This napping godwit, which we speculated had too much orange on its neck, breast and vents to be a Hudsonian godwit, had an ornamental clue of carroty color — an orange flag. This label (blank, with no letter nor number code) confirmed this to be a more notable Seward visitor — a bar-tailed godwit. We’re waiting to hear confirmation, but it’s believed that the bird was banded in Victoria, Australia.
The evening of May 7, I was scheduled to work (serving tables) at 6 p.m. The sun bloomed around 4 p.m., setting up a pleasant night. Work was slow. There was no need for a second server. I delivered a plate of calamari, reset two tables and cut out.
Meanwhile, my two meticulous birding associates had called in a “shorebird of interest” bathing then foraging (voraciously) on the pebbly shore of a freshwater outflow off the airport pond. Peep size with yellow/green legs. We rushed to the scene, shorebird guide in tow.
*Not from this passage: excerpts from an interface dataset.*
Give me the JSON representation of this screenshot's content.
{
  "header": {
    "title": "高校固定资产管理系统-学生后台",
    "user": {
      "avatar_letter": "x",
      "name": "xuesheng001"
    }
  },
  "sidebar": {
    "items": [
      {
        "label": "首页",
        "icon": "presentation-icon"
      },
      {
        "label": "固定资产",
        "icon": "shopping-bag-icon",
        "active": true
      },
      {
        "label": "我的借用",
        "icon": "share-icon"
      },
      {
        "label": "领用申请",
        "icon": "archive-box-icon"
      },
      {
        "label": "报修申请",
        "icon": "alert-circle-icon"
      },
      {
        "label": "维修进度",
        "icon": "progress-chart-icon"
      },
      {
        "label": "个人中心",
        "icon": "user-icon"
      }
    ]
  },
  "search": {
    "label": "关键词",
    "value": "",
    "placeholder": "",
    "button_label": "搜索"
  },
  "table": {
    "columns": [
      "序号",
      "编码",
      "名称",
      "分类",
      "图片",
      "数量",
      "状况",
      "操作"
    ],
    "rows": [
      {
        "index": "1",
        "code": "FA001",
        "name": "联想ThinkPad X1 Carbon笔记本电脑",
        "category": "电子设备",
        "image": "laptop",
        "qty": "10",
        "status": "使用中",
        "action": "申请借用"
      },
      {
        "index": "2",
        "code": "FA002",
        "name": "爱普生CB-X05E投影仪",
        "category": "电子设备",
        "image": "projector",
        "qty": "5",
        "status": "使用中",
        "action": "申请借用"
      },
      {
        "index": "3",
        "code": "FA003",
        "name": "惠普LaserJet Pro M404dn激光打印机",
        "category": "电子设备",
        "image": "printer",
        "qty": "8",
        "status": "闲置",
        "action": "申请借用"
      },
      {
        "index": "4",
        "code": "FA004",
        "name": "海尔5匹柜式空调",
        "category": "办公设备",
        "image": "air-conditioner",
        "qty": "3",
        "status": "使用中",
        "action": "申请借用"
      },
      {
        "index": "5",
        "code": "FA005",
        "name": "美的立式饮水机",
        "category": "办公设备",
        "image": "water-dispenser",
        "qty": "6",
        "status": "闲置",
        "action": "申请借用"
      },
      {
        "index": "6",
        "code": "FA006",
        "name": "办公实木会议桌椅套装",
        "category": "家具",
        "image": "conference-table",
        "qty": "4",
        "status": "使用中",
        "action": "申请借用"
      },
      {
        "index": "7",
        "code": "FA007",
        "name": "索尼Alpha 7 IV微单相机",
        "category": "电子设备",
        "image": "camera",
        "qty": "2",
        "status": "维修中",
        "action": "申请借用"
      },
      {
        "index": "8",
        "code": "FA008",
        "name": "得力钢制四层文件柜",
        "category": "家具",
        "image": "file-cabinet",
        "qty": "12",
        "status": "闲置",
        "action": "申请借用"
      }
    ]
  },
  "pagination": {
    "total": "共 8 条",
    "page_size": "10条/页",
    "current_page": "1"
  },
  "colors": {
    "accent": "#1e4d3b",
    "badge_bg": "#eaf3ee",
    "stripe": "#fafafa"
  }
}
So the four of us relished the rush of tackling the puzzle, scrutinizing a species that we all believed we were looking at for the first time, three scopes on the solo juvenile forager 20 yards in front of us. As it crept over fingernail-sized stones, tilting sideways as it doggedly prodded, its long toes came into clear view. One team member listed field marks cited in the Asiatic species section of the shorebird guide: “Obscure cheek patch,” check; “prominent white supercilium,” check; “dark forehead,” check; “greenish base of lower mandible,” check; with an asterisk, we detected a bit of a distinction presumed to become clearer in better light.
The best fit, because we couldn’t determine it wasn’t that, was a long-toed stint, an accidental
guest from Asia. We called in the reinforcements. Five diligent Seward birders were on the scene 20 minutes later. None of us had ever seen a long-toed stint. A trophy for North America lists, they are occasionally sighted on the Pribilof Islands.
We had all seen plenty of least sandpipers. And there was a general agreement that this solo bird had something different about it. Its size was leastlike but bigger. It moved slower, gawkier, with less zoom to its scoot than the leasts I became accustomed to observing on Chickaloon tidal mud. It was smiles all around as we assumed we were looking at a collective life bird. Many point-blank photos were snapped and posted on the Internet that night.
None of those photos convinced curious, bona fide birders outside of Seward that this mystery bird was not a least sandpiper. I don’t know of any birders who made the trek to inspect the bird up close and personally.
We returned the next day, May 8, and found the same bird feeding alone on the pebbly shore of the same slough. Two photographers crept within 10 feet. The bird barely budged. It continued feeding and eventually vocalized — a leastlike call, but more multinoted at the start, in my opinion. The bird was sighted again the next day, feeding alone on the same slough.
I am not saying this bird is a long-toed stint. I am not saying it is a least sandpiper. I am not saying it is not either bird. I am saying, given the whole megillah of details observed in person (behavior, habitat, relatively lengthy length of stay, loneliness, in addition to the indistinct diagnostics), that there is something peculiar about this bird.
I am also saying, officially, that although I don’t have the birding ability to identify this peep, it has been a lot of fun taking cracks at cracking it; and that I was lucky that work was slow that evening of the first viewing, so I could participate in the thrilling invalid victory.
Sean Ulman wrote a column for the Redoubt Reporter about birding and field life while working as technician on the Chickaloon Flats for the Kenai National Wildlife Refuge. He’s rounding the bend on a long novel about Seward and art.